May / 2019

Learn about the importance of intrinsic motivation, and read through ways you can start encouraging healthy competition today!

In our first blog post on healthy competition, we defined what healthy competition is and why it’s important for kids. We would now like to explore how to encourage healthy competition in kids - no matter the activity. Competition can be a great motivator for learning, but if not treated responsibly, it can create a potentially toxic learning environment.   

First, we will break down the importance of intrinsic motivation in encouraging healthy competition. Then, we’ll provide six ways you can start encouraging healthy competition today!

The Importance of Intrinsic Motivation

Some of the main ways to encourage healthy competition involve helping kids develop intrinsic motivation as opposed to extrinsic motivation. In a VeryWellMind article, intrinsic motivation is defined as “behavior that is driven by internal rewards,” where extrinsic motivation involves “engaging in a [behavior] to earn external rewards or avoid punishment.”

Part of encouraging healthy competition is having children feel self-motivated and satisfied from participating in the activity, which is why intrinsic motivation is so important. Certainly, external rewards such as acclaim, a prize, fame, etc. can be effective motivating factors when competing. However, intrinsic motivation is a more powerful force because it’s the desire to keep trying in order to improve your own performance even when no reward is offered. It can also provide a deep sense of self-satisfaction.

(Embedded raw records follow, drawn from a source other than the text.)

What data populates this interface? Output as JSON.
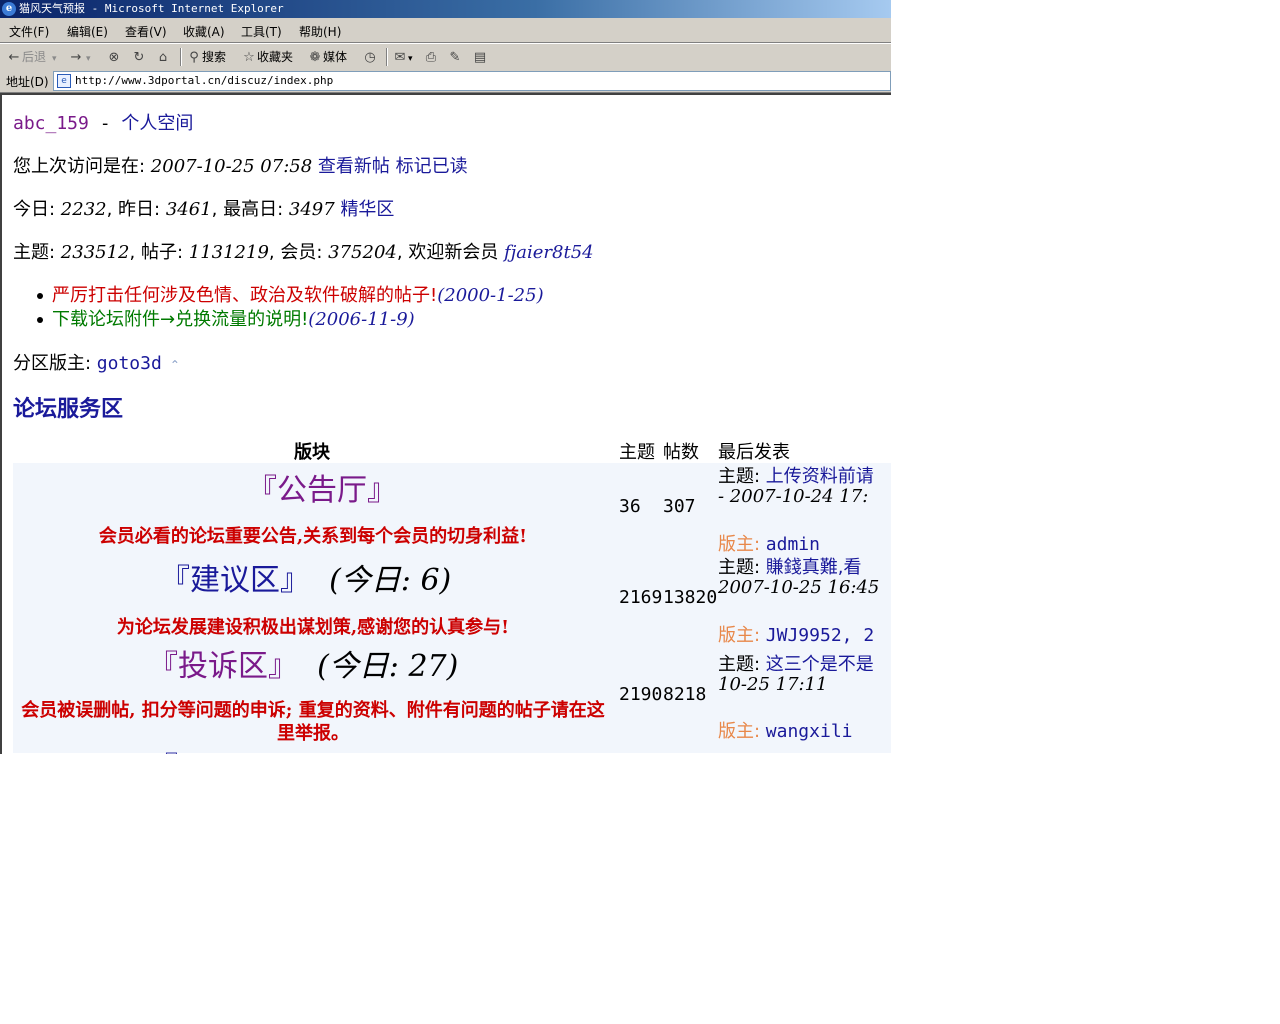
{
  "window": {
    "title": "猫风天气预报 - Microsoft Internet Explorer"
  },
  "menubar": [
    "文件(F)",
    "编辑(E)",
    "查看(V)",
    "收藏(A)",
    "工具(T)",
    "帮助(H)"
  ],
  "toolbar": {
    "back": "后退",
    "search": "搜索",
    "favorites": "收藏夹",
    "media": "媒体"
  },
  "address": {
    "label": "地址(D)",
    "url": "http://www.3dportal.cn/discuz/index.php"
  },
  "page": {
    "user": "abc_159",
    "user_sep": " - ",
    "space_link": "个人空间",
    "last_visit_label": "您上次访问是在: ",
    "last_visit": "2007-10-25 07:58",
    "view_new": "查看新帖",
    "mark_read": "标记已读",
    "today_label": "今日: ",
    "today": "2232",
    "yesterday_label": ", 昨日: ",
    "yesterday": "3461",
    "max_label": ", 最高日: ",
    "max": "3497",
    "digest": "精华区",
    "threads_label": "主题: ",
    "threads": "233512",
    "posts_label": ", 帖子: ",
    "posts": "1131219",
    "members_label": ", 会员: ",
    "members": "375204",
    "welcome_label": ", 欢迎新会员 ",
    "new_member": "fjaier8t54",
    "announcements": [
      {
        "text": "严厉打击任何涉及色情、政治及软件破解的帖子!",
        "date": "(2000-1-25)"
      },
      {
        "text": "下载论坛附件→兑换流量的说明!",
        "date": "(2006-11-9)"
      }
    ],
    "zone_mod_label": "分区版主: ",
    "zone_mod": "goto3d",
    "section_title": "论坛服务区"
  },
  "table": {
    "headers": {
      "forum": "版块",
      "threads": "主题",
      "posts": "帖数",
      "last": "最后发表"
    },
    "rows": [
      {
        "name": "『公告厅』",
        "today_label": "",
        "today": "",
        "desc": "会员必看的论坛重要公告,关系到每个会员的切身利益!",
        "threads": "36",
        "posts": "307",
        "last_label": "主题: ",
        "last_title": "上传资料前请",
        "last_date": "- 2007-10-24 17:",
        "mod_label": "版主: ",
        "mods": "admin"
      },
      {
        "name": "『建议区』",
        "today_label": "(今日: ",
        "today": "6",
        "today_close": ")",
        "desc": "为论坛发展建设积极出谋划策,感谢您的认真参与!",
        "threads": "2169",
        "posts": "13820",
        "last_label": "主题: ",
        "last_title": "賺錢真難,看",
        "last_date": "2007-10-25 16:45",
        "mod_label": "版主: ",
        "mods": "JWJ9952, 2"
      },
      {
        "name": "『投诉区』",
        "today_label": "(今日: ",
        "today": "27",
        "today_close": ")",
        "desc": "会员被误删帖, 扣分等问题的申诉; 重复的资料、附件有问题的帖子请在这里举报。",
        "threads": "2190",
        "posts": "8218",
        "last_label": "主题: ",
        "last_title": "这三个是不是",
        "last_date": "10-25 17:11",
        "mod_label": "版主: ",
        "mods": "wangxili"
      }
    ]
  },
  "colors": {
    "titlebar": "#0a246a",
    "link": "#1a1a9a",
    "forum_name_purple": "#7a1a8a",
    "forum_name_blue": "#1a1a9a",
    "desc_red": "#cc0000",
    "today_orange": "#e8884a",
    "notice_green": "#007a00"
  }
}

"I believe that part of developing healthy competition is that children learn their most important competitor is their self," says Dr. Timothy Gunn, Psy.D., a pediatric neuropsychologist, in a Parents article. This concept - competing with yourself - is central to both intrinsic motivation and to encouraging healthy competition.

6 Ways to Encourage Healthy Competition in Kids

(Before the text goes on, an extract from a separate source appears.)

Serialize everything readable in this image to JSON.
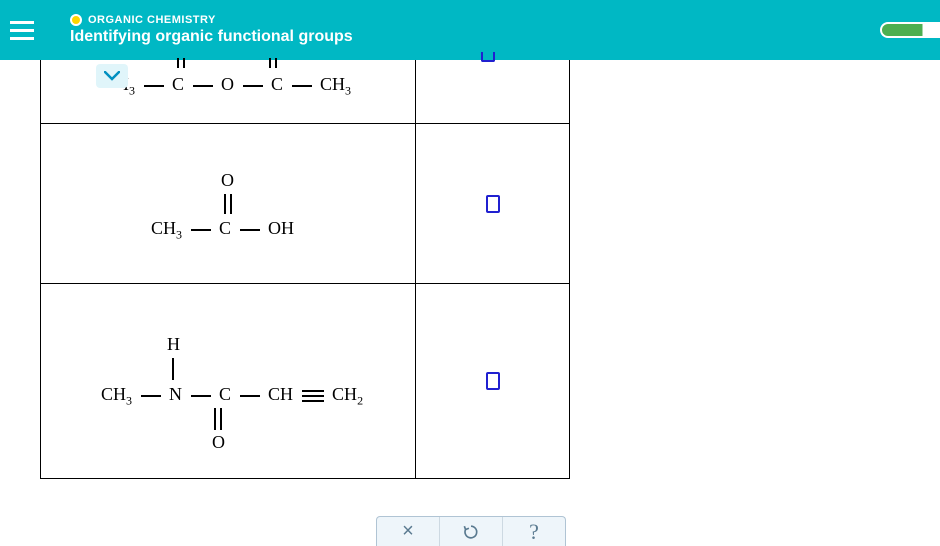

There are a few main ways to encourage healthy competition in kids that you can start implementing today!

Focus on Personal Goals

Help kids create goals that are achievable but require enough work to keep them motivated and engaged in the activity. Setting personal goals is a key way of building intrinsic motivation and can help your child stay focused on constantly improving. Also, by setting personal goals, you take the focus away from “winning” a competitive activity. Instead, children can focus on achieving their goals!  

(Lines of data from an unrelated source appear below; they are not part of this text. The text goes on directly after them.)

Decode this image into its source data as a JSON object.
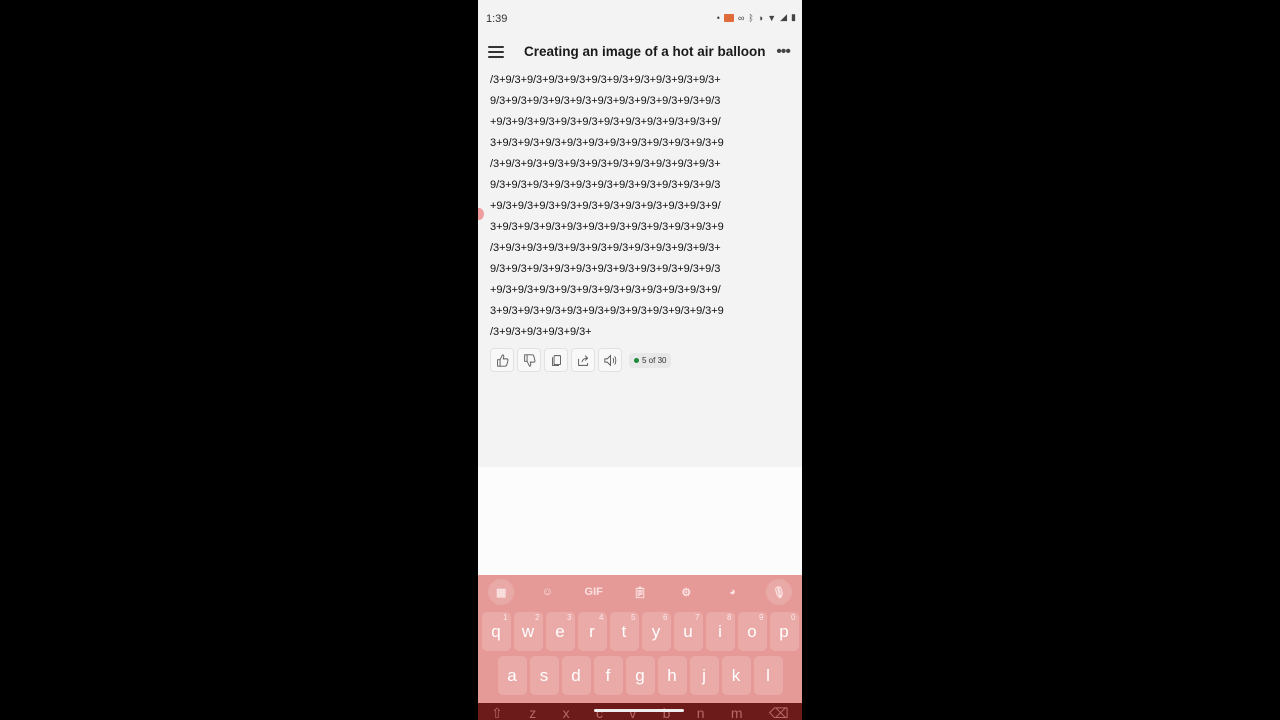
{
  "status_bar": {
    "time": "1:39",
    "icons": [
      "notification-dot",
      "cast-icon",
      "voicemail-icon",
      "bluetooth-icon",
      "vibrate-icon",
      "wifi-icon",
      "signal-icon",
      "battery-icon"
    ]
  },
  "app_bar": {
    "title": "Creating an image of a hot air balloon",
    "menu_icon": "hamburger-menu-icon",
    "more_icon": "more-options-icon",
    "more_label": "•••"
  },
  "message": {
    "lines": [
      "/3+9/3+9/3+9/3+9/3+9/3+9/3+9/3+9/3+9/3+9/3+",
      "9/3+9/3+9/3+9/3+9/3+9/3+9/3+9/3+9/3+9/3+9/3",
      "+9/3+9/3+9/3+9/3+9/3+9/3+9/3+9/3+9/3+9/3+9/",
      "3+9/3+9/3+9/3+9/3+9/3+9/3+9/3+9/3+9/3+9/3+9",
      "/3+9/3+9/3+9/3+9/3+9/3+9/3+9/3+9/3+9/3+9/3+",
      "9/3+9/3+9/3+9/3+9/3+9/3+9/3+9/3+9/3+9/3+9/3",
      "+9/3+9/3+9/3+9/3+9/3+9/3+9/3+9/3+9/3+9/3+9/",
      "3+9/3+9/3+9/3+9/3+9/3+9/3+9/3+9/3+9/3+9/3+9",
      "/3+9/3+9/3+9/3+9/3+9/3+9/3+9/3+9/3+9/3+9/3+",
      "9/3+9/3+9/3+9/3+9/3+9/3+9/3+9/3+9/3+9/3+9/3",
      "+9/3+9/3+9/3+9/3+9/3+9/3+9/3+9/3+9/3+9/3+9/",
      "3+9/3+9/3+9/3+9/3+9/3+9/3+9/3+9/3+9/3+9/3+9",
      "/3+9/3+9/3+9/3+9/3+"
    ]
  },
  "actions": {
    "buttons": [
      "thumbs-up",
      "thumbs-down",
      "copy",
      "share",
      "read-aloud"
    ],
    "counter": "5 of 30",
    "counter_dot_color": "#1b8a3a"
  },
  "keyboard": {
    "toolbar": [
      "apps",
      "sticker",
      "GIF",
      "clipboard",
      "settings",
      "theme",
      "microphone"
    ],
    "gif_label": "GIF",
    "row1": [
      {
        "k": "q",
        "n": "1"
      },
      {
        "k": "w",
        "n": "2"
      },
      {
        "k": "e",
        "n": "3"
      },
      {
        "k": "r",
        "n": "4"
      },
      {
        "k": "t",
        "n": "5"
      },
      {
        "k": "y",
        "n": "6"
      },
      {
        "k": "u",
        "n": "7"
      },
      {
        "k": "i",
        "n": "8"
      },
      {
        "k": "o",
        "n": "9"
      },
      {
        "k": "p",
        "n": "0"
      }
    ],
    "row2": [
      "a",
      "s",
      "d",
      "f",
      "g",
      "h",
      "j",
      "k",
      "l"
    ],
    "row3": [
      "⇧",
      "z",
      "x",
      "c",
      "v",
      "b",
      "n",
      "m",
      "⌫"
    ],
    "accent_color": "#e59a98"
  }
}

Creating personal goals might look like this:

  • I want to run a mile without stopping.

  • I want to improve how quickly I built this structure on the Blocks Rock! App by 10 seconds.

  • I want to hit the ball in the baseball game.

Celebrate Improvements and Achievements

There are five factors that have been recognized to help develop intrinsic motivation. One of these factors is recognition! Freely give your approval and your praise as children work towards their goal. When your child achieves one of their personal goals, don’t move on to the next one right way. First, recognize them for their achievement! You don’t have to throw a party - but simply show them you recognize the work they’ve put in to achieve their goal.

Reinforce Positive Messages about Competition

It’s great when your child achieves the goal and wins the game, but what happens when your child sets a goal and they don’t reach it, or their team doesn’t win? This provides a great opportunity for you to reinforce positive messages about competing. For example:

  • Sometimes you lose. Sometimes you win. As long as you put forth your effort and are trying to improve, that is part of the process.

  • You can learn from this experience.

  • You are loved - no matter if you win or lose.

  • It’s okay and necessary to fail! You can always learn something from it. Failure is learning.

Once thing to remember is not to dwell on the could haves and should haves from losing. Instead, focus on ways to learn from the failure and move forward. You could do this by sharing something you learned from your own losses or failures. Failure is not something to be afraid of, and the perfect time to share this is in the midst of a failure.

Take Away Punishment

The fear of failure is not a substitute for intrinsic motivation (OpenColleges). Fear can be a short-term motivator, but long term, children will suffer. Focus on creating an atmosphere where everyone is welcome to try and fail.

Play Both Collaborative and Competitive Activities

There are many different types of competitive activities that children can participate in. Encourage them to participate in a variety of activities that allow them to learn how to be a good teammate and to compete with themselves. For instance, with Blocks Rock!, kids can play one-on-one with the traditional game and with the companion app. Alternatively, you can choose to have them work cooperatively, or even with themselves by keeping track of the time it takes to complete a pattern.

Be a Good Role Model

One thing you can start doing today is modeling good behaviors for your children. Focus on positivity in all types of competing - whether it’s your favorite sports team, your family game night, or a neighborhood basketball game. Your children observe how you react in competitive situations, and they will model after it in their own lives!

Competitive Structured Block Play

Blocks Rock! is competitive structured block play with which you can practice many of these strategies to promote healthy competition. If you’re looking for other ideas for competitive activities, stay tuned for our next blog post.

Check out the next article in our series on healthy competition, Activities that Promote Healthy Competition.